Chai -18th of ELUL
Three centuries ago, Jewish life was in a very bad situation. Massacres and persecutions had devastated the Jewish community in both body and spirit. The harsh conditions forced most Jews to abandon their Torah studies at a young age to help with earning a livelihood. This caused a great lack of Torah knowledge and low morale among the simple folk. The scholarly elite kept aloof from their unlettered brethren and regarded them with contempt.
Technically, Judaism was alive. Jews went through the motions, putting on tefillin each weekday morning, praying three times a day, observing the Shabbat and the dietary laws. But the spark of life was growing cold.
Then, on the 18th day of the Hebrew month of Elul 1698, a child named Yisrael (Israel) was born. Rabbi Israel Baal Shem Tov breathed life into Judaism– awareness, warmth, and joy. On Elul 18, 1734 — his 36th birthday — the Baal Shem Tov began to publicly disseminate his message. He spoke of the immense love that G-d has for every Jew, of the significance of every mitzvah a Jew performs, of the G-dliness that resides in every blade of grass, in every event, and in every thought in the universe. He spoke to the downtrodden masses and to the aloof scholars. He gave meaning to their existence, and thus joy, and thus life.
Elul 18 is also the birthday of Rabbi Schneur Zalman of Liadi, the founder of the “Chabad” Chassidism. Rabbi Schneur Zalman was the disciple of the Baal Shem Tov’s disciple, Rabbi DovBer of Mezeritch, and thus regarded himself as the Baal Shem Tov’s spiritual grandson.
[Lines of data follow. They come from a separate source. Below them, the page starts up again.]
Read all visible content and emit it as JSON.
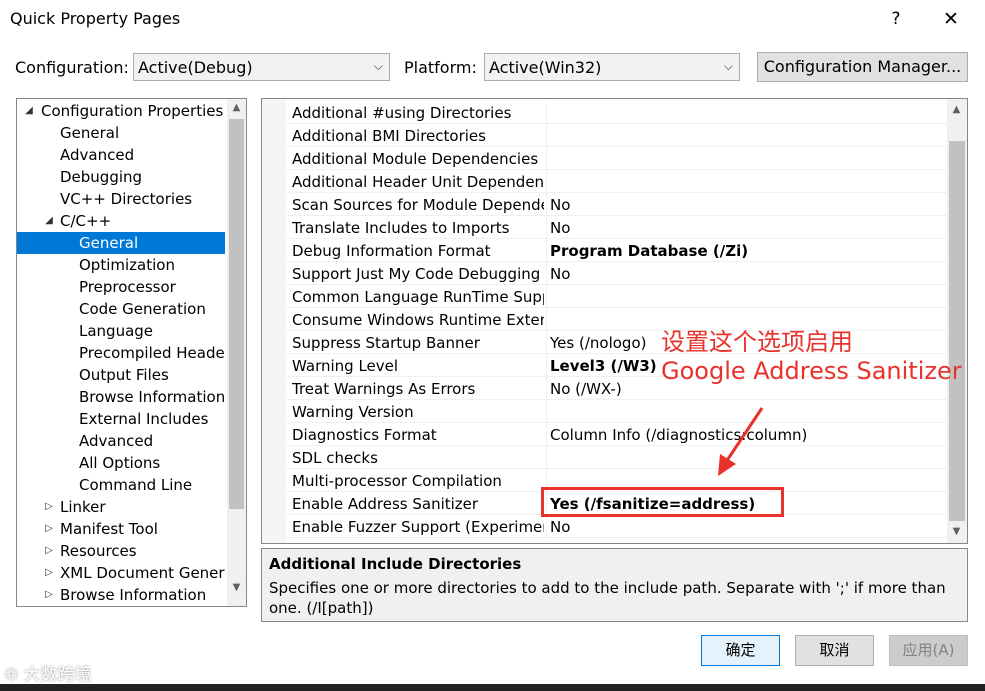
{
  "window": {
    "title": "Quick Property Pages",
    "help_label": "?",
    "close_label": "✕"
  },
  "config_bar": {
    "configuration_label": "Configuration:",
    "configuration_value": "Active(Debug)",
    "platform_label": "Platform:",
    "platform_value": "Active(Win32)",
    "config_manager_label": "Configuration Manager..."
  },
  "tree": {
    "items": [
      {
        "label": "Configuration Properties"
      },
      {
        "label": "General"
      },
      {
        "label": "Advanced"
      },
      {
        "label": "Debugging"
      },
      {
        "label": "VC++ Directories"
      },
      {
        "label": "C/C++"
      },
      {
        "label": "General"
      },
      {
        "label": "Optimization"
      },
      {
        "label": "Preprocessor"
      },
      {
        "label": "Code Generation"
      },
      {
        "label": "Language"
      },
      {
        "label": "Precompiled Headers"
      },
      {
        "label": "Output Files"
      },
      {
        "label": "Browse Information"
      },
      {
        "label": "External Includes"
      },
      {
        "label": "Advanced"
      },
      {
        "label": "All Options"
      },
      {
        "label": "Command Line"
      },
      {
        "label": "Linker"
      },
      {
        "label": "Manifest Tool"
      },
      {
        "label": "Resources"
      },
      {
        "label": "XML Document Generator"
      },
      {
        "label": "Browse Information"
      }
    ]
  },
  "properties": [
    {
      "name": "Additional #using Directories",
      "value": ""
    },
    {
      "name": "Additional BMI Directories",
      "value": ""
    },
    {
      "name": "Additional Module Dependencies",
      "value": ""
    },
    {
      "name": "Additional Header Unit Dependencies",
      "value": ""
    },
    {
      "name": "Scan Sources for Module Dependencies",
      "value": "No"
    },
    {
      "name": "Translate Includes to Imports",
      "value": "No"
    },
    {
      "name": "Debug Information Format",
      "value": "Program Database (/Zi)"
    },
    {
      "name": "Support Just My Code Debugging",
      "value": "No"
    },
    {
      "name": "Common Language RunTime Support",
      "value": ""
    },
    {
      "name": "Consume Windows Runtime Extension",
      "value": ""
    },
    {
      "name": "Suppress Startup Banner",
      "value": "Yes (/nologo)"
    },
    {
      "name": "Warning Level",
      "value": "Level3 (/W3)"
    },
    {
      "name": "Treat Warnings As Errors",
      "value": "No (/WX-)"
    },
    {
      "name": "Warning Version",
      "value": ""
    },
    {
      "name": "Diagnostics Format",
      "value": "Column Info (/diagnostics:column)"
    },
    {
      "name": "SDL checks",
      "value": ""
    },
    {
      "name": "Multi-processor Compilation",
      "value": ""
    },
    {
      "name": "Enable Address Sanitizer",
      "value": "Yes (/fsanitize=address)"
    },
    {
      "name": "Enable Fuzzer Support (Experimental)",
      "value": "No"
    }
  ],
  "description": {
    "title": "Additional Include Directories",
    "text": "Specifies one or more directories to add to the include path. Separate with ';' if more than one. (/I[path])"
  },
  "buttons": {
    "ok": "确定",
    "cancel": "取消",
    "apply": "应用(A)"
  },
  "annotation": {
    "line1": "设置这个选项启用",
    "line2": "Google Address Sanitizer",
    "color": "#e8322c"
  },
  "watermark": "大数跨境",
  "colors": {
    "selection": "#0078d7",
    "accent_red": "#e8322c"
  }
}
He was born exactly 47 years after his “grandfather” on Elul 18, 5505 (1745), and his teachings and works carried the Baal Shem Tov’s vitalization of Judaism to greater mystical heights, deeper intellectual depths and yet broader realms of application in the daily life of the Jew.
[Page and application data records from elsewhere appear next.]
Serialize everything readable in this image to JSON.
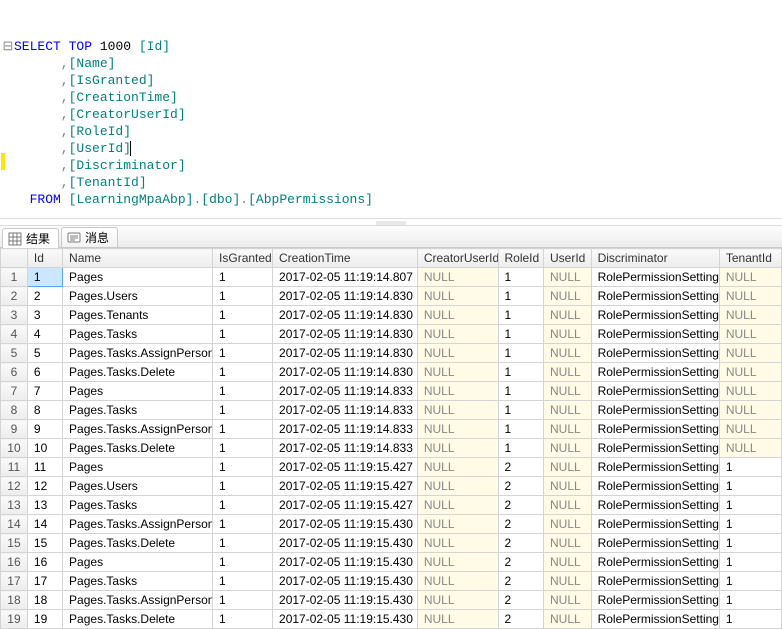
{
  "query": {
    "lines": [
      {
        "gutter": "⊟",
        "segs": [
          [
            "kw",
            "SELECT"
          ],
          [
            "p",
            " "
          ],
          [
            "kw",
            "TOP"
          ],
          [
            "p",
            " "
          ],
          [
            "num",
            "1000"
          ],
          [
            "p",
            " "
          ],
          [
            "br",
            "[Id]"
          ]
        ]
      },
      {
        "gutter": "",
        "segs": [
          [
            "p",
            "      ,"
          ],
          [
            "br",
            "[Name]"
          ]
        ]
      },
      {
        "gutter": "",
        "segs": [
          [
            "p",
            "      ,"
          ],
          [
            "br",
            "[IsGranted]"
          ]
        ]
      },
      {
        "gutter": "",
        "segs": [
          [
            "p",
            "      ,"
          ],
          [
            "br",
            "[CreationTime]"
          ]
        ]
      },
      {
        "gutter": "",
        "segs": [
          [
            "p",
            "      ,"
          ],
          [
            "br",
            "[CreatorUserId]"
          ]
        ]
      },
      {
        "gutter": "",
        "segs": [
          [
            "p",
            "      ,"
          ],
          [
            "br",
            "[RoleId]"
          ]
        ]
      },
      {
        "gutter": "",
        "segs": [
          [
            "p",
            "      ,"
          ],
          [
            "br",
            "[UserId]"
          ],
          [
            "caret",
            ""
          ]
        ]
      },
      {
        "gutter": "",
        "segs": [
          [
            "p",
            "      ,"
          ],
          [
            "br",
            "[Discriminator]"
          ]
        ]
      },
      {
        "gutter": "",
        "segs": [
          [
            "p",
            "      ,"
          ],
          [
            "br",
            "[TenantId]"
          ]
        ]
      },
      {
        "gutter": "",
        "segs": [
          [
            "p",
            "  "
          ],
          [
            "kw",
            "FROM"
          ],
          [
            "p",
            " "
          ],
          [
            "br",
            "[LearningMpaAbp]"
          ],
          [
            "p",
            "."
          ],
          [
            "br",
            "[dbo]"
          ],
          [
            "p",
            "."
          ],
          [
            "br",
            "[AbpPermissions]"
          ]
        ]
      }
    ]
  },
  "tabs": {
    "results": "结果",
    "messages": "消息"
  },
  "grid": {
    "headers": [
      "Id",
      "Name",
      "IsGranted",
      "CreationTime",
      "CreatorUserId",
      "RoleId",
      "UserId",
      "Discriminator",
      "TenantId"
    ],
    "null_label": "NULL",
    "rows": [
      {
        "n": 1,
        "Id": "1",
        "Name": "Pages",
        "IsGranted": "1",
        "CreationTime": "2017-02-05 11:19:14.807",
        "CreatorUserId": null,
        "RoleId": "1",
        "UserId": null,
        "Discriminator": "RolePermissionSetting",
        "TenantId": null
      },
      {
        "n": 2,
        "Id": "2",
        "Name": "Pages.Users",
        "IsGranted": "1",
        "CreationTime": "2017-02-05 11:19:14.830",
        "CreatorUserId": null,
        "RoleId": "1",
        "UserId": null,
        "Discriminator": "RolePermissionSetting",
        "TenantId": null
      },
      {
        "n": 3,
        "Id": "3",
        "Name": "Pages.Tenants",
        "IsGranted": "1",
        "CreationTime": "2017-02-05 11:19:14.830",
        "CreatorUserId": null,
        "RoleId": "1",
        "UserId": null,
        "Discriminator": "RolePermissionSetting",
        "TenantId": null
      },
      {
        "n": 4,
        "Id": "4",
        "Name": "Pages.Tasks",
        "IsGranted": "1",
        "CreationTime": "2017-02-05 11:19:14.830",
        "CreatorUserId": null,
        "RoleId": "1",
        "UserId": null,
        "Discriminator": "RolePermissionSetting",
        "TenantId": null
      },
      {
        "n": 5,
        "Id": "5",
        "Name": "Pages.Tasks.AssignPerson",
        "IsGranted": "1",
        "CreationTime": "2017-02-05 11:19:14.830",
        "CreatorUserId": null,
        "RoleId": "1",
        "UserId": null,
        "Discriminator": "RolePermissionSetting",
        "TenantId": null
      },
      {
        "n": 6,
        "Id": "6",
        "Name": "Pages.Tasks.Delete",
        "IsGranted": "1",
        "CreationTime": "2017-02-05 11:19:14.830",
        "CreatorUserId": null,
        "RoleId": "1",
        "UserId": null,
        "Discriminator": "RolePermissionSetting",
        "TenantId": null
      },
      {
        "n": 7,
        "Id": "7",
        "Name": "Pages",
        "IsGranted": "1",
        "CreationTime": "2017-02-05 11:19:14.833",
        "CreatorUserId": null,
        "RoleId": "1",
        "UserId": null,
        "Discriminator": "RolePermissionSetting",
        "TenantId": null
      },
      {
        "n": 8,
        "Id": "8",
        "Name": "Pages.Tasks",
        "IsGranted": "1",
        "CreationTime": "2017-02-05 11:19:14.833",
        "CreatorUserId": null,
        "RoleId": "1",
        "UserId": null,
        "Discriminator": "RolePermissionSetting",
        "TenantId": null
      },
      {
        "n": 9,
        "Id": "9",
        "Name": "Pages.Tasks.AssignPerson",
        "IsGranted": "1",
        "CreationTime": "2017-02-05 11:19:14.833",
        "CreatorUserId": null,
        "RoleId": "1",
        "UserId": null,
        "Discriminator": "RolePermissionSetting",
        "TenantId": null
      },
      {
        "n": 10,
        "Id": "10",
        "Name": "Pages.Tasks.Delete",
        "IsGranted": "1",
        "CreationTime": "2017-02-05 11:19:14.833",
        "CreatorUserId": null,
        "RoleId": "1",
        "UserId": null,
        "Discriminator": "RolePermissionSetting",
        "TenantId": null
      },
      {
        "n": 11,
        "Id": "11",
        "Name": "Pages",
        "IsGranted": "1",
        "CreationTime": "2017-02-05 11:19:15.427",
        "CreatorUserId": null,
        "RoleId": "2",
        "UserId": null,
        "Discriminator": "RolePermissionSetting",
        "TenantId": "1"
      },
      {
        "n": 12,
        "Id": "12",
        "Name": "Pages.Users",
        "IsGranted": "1",
        "CreationTime": "2017-02-05 11:19:15.427",
        "CreatorUserId": null,
        "RoleId": "2",
        "UserId": null,
        "Discriminator": "RolePermissionSetting",
        "TenantId": "1"
      },
      {
        "n": 13,
        "Id": "13",
        "Name": "Pages.Tasks",
        "IsGranted": "1",
        "CreationTime": "2017-02-05 11:19:15.427",
        "CreatorUserId": null,
        "RoleId": "2",
        "UserId": null,
        "Discriminator": "RolePermissionSetting",
        "TenantId": "1"
      },
      {
        "n": 14,
        "Id": "14",
        "Name": "Pages.Tasks.AssignPerson",
        "IsGranted": "1",
        "CreationTime": "2017-02-05 11:19:15.430",
        "CreatorUserId": null,
        "RoleId": "2",
        "UserId": null,
        "Discriminator": "RolePermissionSetting",
        "TenantId": "1"
      },
      {
        "n": 15,
        "Id": "15",
        "Name": "Pages.Tasks.Delete",
        "IsGranted": "1",
        "CreationTime": "2017-02-05 11:19:15.430",
        "CreatorUserId": null,
        "RoleId": "2",
        "UserId": null,
        "Discriminator": "RolePermissionSetting",
        "TenantId": "1"
      },
      {
        "n": 16,
        "Id": "16",
        "Name": "Pages",
        "IsGranted": "1",
        "CreationTime": "2017-02-05 11:19:15.430",
        "CreatorUserId": null,
        "RoleId": "2",
        "UserId": null,
        "Discriminator": "RolePermissionSetting",
        "TenantId": "1"
      },
      {
        "n": 17,
        "Id": "17",
        "Name": "Pages.Tasks",
        "IsGranted": "1",
        "CreationTime": "2017-02-05 11:19:15.430",
        "CreatorUserId": null,
        "RoleId": "2",
        "UserId": null,
        "Discriminator": "RolePermissionSetting",
        "TenantId": "1"
      },
      {
        "n": 18,
        "Id": "18",
        "Name": "Pages.Tasks.AssignPerson",
        "IsGranted": "1",
        "CreationTime": "2017-02-05 11:19:15.430",
        "CreatorUserId": null,
        "RoleId": "2",
        "UserId": null,
        "Discriminator": "RolePermissionSetting",
        "TenantId": "1"
      },
      {
        "n": 19,
        "Id": "19",
        "Name": "Pages.Tasks.Delete",
        "IsGranted": "1",
        "CreationTime": "2017-02-05 11:19:15.430",
        "CreatorUserId": null,
        "RoleId": "2",
        "UserId": null,
        "Discriminator": "RolePermissionSetting",
        "TenantId": "1"
      }
    ]
  }
}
Chai Elul, Hebrew for “the 18th of Elul,” also means “the life of Elul” . And so the Rebbes of Chabad taught: “Chai Elul infuses life into the month of Elul, and via Elul — the month of divine compassion and our own month of soul-searching and stocktaking — into the entire